A new plant with technology-rich equipment and a plan to focus on organic, all natural, certified humane and global animal partnership (GAP) compliance is behind the strategy of Claremont, New Hampshire-based North Country Smokehouse looking to the future. After the acquisition of North Country by Canadian packer duBreton two years ago, the sky’s the limit for the processor’s new facility nestled in a historic business park in the shadow of Mt. Ascutney just across the Vermont state line.


The 65,000-sq.-ft. facility will allow North Country the room it needed to start saying ‘yes’ to partnerships rather than ‘we can’t because we don’t have the capacity.’ “It hurts to say no when people are wanting to buy your product and you don’t have the product for them,” says Mike Satzow, founder and executive vice president of sales and marketing at North Country.

In with the new

CMC Design-Build helped with the design and acted as general contractor throughout the 15-month process of construction from breaking of ground to completion.

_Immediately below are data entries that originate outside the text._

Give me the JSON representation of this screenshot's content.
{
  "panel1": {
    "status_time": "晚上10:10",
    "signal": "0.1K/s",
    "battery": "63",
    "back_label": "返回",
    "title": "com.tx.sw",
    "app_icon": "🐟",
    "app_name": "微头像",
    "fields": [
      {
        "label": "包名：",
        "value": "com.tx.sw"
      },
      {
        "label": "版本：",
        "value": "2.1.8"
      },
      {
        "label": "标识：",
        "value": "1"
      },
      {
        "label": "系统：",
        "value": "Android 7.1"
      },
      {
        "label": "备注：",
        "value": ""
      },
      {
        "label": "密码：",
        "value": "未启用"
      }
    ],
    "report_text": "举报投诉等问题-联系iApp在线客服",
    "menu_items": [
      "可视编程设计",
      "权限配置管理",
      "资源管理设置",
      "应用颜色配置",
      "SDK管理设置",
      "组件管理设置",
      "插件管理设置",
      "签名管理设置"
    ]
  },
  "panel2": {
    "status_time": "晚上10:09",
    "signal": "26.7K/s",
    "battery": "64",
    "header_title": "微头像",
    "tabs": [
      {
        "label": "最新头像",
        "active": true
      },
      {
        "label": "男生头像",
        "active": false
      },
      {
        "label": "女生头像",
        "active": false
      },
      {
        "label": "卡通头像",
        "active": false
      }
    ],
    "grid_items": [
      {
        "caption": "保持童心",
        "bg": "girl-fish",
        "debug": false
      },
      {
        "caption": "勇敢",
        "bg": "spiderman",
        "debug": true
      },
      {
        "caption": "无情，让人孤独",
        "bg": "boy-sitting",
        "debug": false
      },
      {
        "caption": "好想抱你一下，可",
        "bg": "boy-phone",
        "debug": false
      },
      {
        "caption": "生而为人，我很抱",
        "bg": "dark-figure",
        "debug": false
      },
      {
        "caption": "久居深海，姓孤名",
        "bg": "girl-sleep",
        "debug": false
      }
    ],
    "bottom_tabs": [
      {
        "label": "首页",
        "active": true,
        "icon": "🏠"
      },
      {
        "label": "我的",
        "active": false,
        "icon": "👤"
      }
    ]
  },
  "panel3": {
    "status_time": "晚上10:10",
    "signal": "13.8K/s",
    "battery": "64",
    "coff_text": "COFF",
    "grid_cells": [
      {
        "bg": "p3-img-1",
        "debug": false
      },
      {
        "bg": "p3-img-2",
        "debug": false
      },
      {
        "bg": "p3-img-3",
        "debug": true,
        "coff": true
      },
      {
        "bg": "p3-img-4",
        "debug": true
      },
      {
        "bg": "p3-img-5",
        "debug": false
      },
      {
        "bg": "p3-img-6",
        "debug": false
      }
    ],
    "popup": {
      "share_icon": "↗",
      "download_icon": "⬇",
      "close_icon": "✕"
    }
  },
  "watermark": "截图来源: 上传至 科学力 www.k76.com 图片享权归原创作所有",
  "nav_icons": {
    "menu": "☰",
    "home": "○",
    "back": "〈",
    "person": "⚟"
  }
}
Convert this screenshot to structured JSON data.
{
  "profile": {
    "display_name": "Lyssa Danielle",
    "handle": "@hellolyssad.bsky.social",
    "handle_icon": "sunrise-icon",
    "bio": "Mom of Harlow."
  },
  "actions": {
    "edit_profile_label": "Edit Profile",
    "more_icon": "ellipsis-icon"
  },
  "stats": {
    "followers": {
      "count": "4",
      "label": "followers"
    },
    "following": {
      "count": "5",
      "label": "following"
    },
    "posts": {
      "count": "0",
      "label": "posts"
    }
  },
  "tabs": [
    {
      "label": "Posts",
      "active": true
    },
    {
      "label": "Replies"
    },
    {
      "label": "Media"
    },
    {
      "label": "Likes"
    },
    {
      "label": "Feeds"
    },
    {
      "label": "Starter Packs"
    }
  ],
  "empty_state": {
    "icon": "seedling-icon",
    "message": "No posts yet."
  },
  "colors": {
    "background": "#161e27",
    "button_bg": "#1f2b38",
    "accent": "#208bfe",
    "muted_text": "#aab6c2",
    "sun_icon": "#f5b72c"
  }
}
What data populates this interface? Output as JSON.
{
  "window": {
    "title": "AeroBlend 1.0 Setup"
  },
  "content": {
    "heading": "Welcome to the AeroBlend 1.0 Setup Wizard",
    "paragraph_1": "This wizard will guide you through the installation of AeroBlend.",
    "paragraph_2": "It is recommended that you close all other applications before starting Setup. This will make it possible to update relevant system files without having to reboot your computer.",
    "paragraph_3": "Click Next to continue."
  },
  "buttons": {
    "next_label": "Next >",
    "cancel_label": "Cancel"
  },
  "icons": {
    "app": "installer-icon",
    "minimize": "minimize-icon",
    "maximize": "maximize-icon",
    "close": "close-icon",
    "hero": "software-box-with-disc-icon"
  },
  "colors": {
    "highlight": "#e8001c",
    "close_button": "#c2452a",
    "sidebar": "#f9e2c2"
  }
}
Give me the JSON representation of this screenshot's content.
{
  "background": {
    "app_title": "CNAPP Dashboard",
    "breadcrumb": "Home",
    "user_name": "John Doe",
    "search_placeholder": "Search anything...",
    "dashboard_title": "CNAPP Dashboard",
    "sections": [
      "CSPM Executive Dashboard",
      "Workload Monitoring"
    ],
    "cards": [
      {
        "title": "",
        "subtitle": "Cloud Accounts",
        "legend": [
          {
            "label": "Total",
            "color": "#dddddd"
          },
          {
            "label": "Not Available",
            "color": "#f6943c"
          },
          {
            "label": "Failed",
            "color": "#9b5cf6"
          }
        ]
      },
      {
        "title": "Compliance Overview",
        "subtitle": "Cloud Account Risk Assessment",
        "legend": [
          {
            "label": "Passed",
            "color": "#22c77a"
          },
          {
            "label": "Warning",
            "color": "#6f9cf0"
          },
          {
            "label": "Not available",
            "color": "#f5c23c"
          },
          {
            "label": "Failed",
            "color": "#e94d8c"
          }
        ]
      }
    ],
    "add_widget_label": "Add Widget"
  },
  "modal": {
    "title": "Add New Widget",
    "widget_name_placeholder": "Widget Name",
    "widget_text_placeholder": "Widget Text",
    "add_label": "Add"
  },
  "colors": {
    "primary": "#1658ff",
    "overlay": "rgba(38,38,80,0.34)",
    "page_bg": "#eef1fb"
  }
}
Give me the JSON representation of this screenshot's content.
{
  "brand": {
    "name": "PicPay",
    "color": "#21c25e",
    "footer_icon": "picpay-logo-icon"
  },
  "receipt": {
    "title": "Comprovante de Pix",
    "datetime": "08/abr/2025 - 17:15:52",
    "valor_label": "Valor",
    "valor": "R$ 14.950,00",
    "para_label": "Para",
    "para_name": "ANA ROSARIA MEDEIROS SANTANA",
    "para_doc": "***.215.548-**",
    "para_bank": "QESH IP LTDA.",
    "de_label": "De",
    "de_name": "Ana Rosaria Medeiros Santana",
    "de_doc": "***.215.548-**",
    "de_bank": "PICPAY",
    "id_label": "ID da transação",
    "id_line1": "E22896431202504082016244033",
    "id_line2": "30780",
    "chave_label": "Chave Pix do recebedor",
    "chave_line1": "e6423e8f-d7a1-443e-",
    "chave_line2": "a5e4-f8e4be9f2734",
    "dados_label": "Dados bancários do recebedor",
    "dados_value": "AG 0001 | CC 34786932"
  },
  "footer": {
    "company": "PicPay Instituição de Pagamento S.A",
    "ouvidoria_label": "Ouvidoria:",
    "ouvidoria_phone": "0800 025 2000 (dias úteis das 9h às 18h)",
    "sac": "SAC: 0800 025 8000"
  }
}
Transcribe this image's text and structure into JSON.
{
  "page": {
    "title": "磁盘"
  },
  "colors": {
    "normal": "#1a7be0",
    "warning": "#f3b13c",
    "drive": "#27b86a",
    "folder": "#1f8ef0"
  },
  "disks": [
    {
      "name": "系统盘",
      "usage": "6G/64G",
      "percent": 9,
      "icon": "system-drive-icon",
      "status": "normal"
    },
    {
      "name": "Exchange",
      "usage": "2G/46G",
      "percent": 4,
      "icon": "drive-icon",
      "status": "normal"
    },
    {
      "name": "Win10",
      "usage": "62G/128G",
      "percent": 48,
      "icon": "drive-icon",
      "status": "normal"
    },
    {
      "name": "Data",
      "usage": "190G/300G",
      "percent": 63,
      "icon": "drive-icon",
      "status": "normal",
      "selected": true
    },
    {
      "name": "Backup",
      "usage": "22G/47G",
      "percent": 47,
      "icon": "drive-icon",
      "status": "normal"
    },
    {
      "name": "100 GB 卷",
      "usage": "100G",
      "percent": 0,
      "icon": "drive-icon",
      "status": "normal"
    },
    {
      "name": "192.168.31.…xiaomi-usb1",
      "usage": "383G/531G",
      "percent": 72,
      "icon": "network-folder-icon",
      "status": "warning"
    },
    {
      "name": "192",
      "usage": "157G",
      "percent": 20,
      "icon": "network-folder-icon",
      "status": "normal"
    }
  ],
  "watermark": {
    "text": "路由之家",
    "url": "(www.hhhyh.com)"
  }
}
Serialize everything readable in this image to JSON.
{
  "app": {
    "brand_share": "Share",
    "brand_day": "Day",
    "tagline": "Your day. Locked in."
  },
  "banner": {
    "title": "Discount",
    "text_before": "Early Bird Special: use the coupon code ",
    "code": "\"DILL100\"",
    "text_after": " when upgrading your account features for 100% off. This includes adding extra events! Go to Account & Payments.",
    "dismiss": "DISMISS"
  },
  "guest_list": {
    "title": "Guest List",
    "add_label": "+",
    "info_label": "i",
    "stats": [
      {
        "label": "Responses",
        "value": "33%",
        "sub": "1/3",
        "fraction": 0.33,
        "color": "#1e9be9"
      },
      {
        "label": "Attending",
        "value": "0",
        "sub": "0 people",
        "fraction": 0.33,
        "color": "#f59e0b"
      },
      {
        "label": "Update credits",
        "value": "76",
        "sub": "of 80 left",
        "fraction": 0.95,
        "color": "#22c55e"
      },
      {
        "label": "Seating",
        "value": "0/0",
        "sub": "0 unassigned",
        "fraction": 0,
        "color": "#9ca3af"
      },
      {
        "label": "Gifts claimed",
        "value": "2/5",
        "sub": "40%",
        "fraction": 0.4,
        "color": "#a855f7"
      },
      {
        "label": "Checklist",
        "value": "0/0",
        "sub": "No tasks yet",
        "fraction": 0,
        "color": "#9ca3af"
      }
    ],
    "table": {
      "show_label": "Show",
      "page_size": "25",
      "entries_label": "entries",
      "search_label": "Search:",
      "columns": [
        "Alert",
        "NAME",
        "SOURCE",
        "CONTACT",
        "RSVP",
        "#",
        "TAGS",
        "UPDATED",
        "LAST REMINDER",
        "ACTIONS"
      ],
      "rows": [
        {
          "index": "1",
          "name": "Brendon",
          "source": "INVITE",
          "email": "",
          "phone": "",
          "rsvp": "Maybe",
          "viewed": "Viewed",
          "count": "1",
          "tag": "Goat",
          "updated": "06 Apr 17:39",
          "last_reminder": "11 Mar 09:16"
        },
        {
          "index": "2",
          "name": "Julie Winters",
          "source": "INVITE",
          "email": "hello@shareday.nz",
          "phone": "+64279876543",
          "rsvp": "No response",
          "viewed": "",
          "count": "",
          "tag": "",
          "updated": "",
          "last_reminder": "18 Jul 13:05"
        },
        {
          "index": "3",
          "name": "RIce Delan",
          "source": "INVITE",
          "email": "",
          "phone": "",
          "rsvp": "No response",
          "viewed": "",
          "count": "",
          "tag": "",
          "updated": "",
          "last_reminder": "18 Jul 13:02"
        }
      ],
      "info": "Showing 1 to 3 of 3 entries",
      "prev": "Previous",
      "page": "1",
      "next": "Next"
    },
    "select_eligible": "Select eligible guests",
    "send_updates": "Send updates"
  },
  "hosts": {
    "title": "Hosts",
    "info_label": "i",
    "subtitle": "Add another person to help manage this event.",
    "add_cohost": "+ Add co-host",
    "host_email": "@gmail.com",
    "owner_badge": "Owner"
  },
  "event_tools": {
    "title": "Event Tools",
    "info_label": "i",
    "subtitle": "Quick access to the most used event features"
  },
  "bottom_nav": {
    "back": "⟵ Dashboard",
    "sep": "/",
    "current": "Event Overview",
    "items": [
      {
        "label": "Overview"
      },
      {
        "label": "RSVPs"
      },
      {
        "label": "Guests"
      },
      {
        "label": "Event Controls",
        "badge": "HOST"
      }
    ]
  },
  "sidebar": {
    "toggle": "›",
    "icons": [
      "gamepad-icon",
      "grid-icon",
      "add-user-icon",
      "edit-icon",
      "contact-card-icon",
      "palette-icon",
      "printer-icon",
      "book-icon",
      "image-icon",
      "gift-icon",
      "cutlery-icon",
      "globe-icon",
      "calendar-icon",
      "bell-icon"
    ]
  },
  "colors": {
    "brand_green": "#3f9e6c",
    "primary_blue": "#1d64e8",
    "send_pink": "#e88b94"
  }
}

North Country Chief Operating Officer Aaron Corbett says it was a complete “greenfield” project. The new plant was built from the ground up after stepping back, taking a pause and making decisions based on getting it right the first time.

“It probably took us a year-and-a-half to design before we even broke ground,” Corbett says.

“Actually, it took 50 years to design,” Satzow laughs, referring to his desire to build a new facility from the ground up for many years.

“It’s the goal of anybody who owns a meat company to be in a position where they can build a brand-new building and work space, etc., exactly where they want,” he adds.

Equipment plays a major role in the overall plan of the facility. Not just new machines to replace those that have worn out at the old facility, but top-line machines that are sometimes the first of their kind in the US. The new ham line wears serial number 1 or 2 in the US according to Corbett. North Country likes the flexibility the machine provides. North Country utilizes large vacuum tumblers to create high quality hams comparable to the highest quality hams in Europe.

Another feature of the new North Country facility is three new chillers to match its three new smokehouses. The machines are the basis of the plant’s two lanes handling raw materials coming in to finished product going out. The left lane handles bacon exclusively with the right lane covering everything else.

As with any food producer, North Country had food safety front of mind when designing, building and equipping the new plant.

“We spent quite a bit of extra money on air drying systems that essentially guarantee that in all the different rooms where we have exposed meat products there will be zero condensation at any given time,” Corbett says. “And that’s been true. Since we’ve started we have zero condensation issues in those rooms.”

Corbett says the ability to produce high quality, healthy, safe products is the biggest upgrade they’ve made beyond the increased capacity. But there were, and still are some kinks to work out.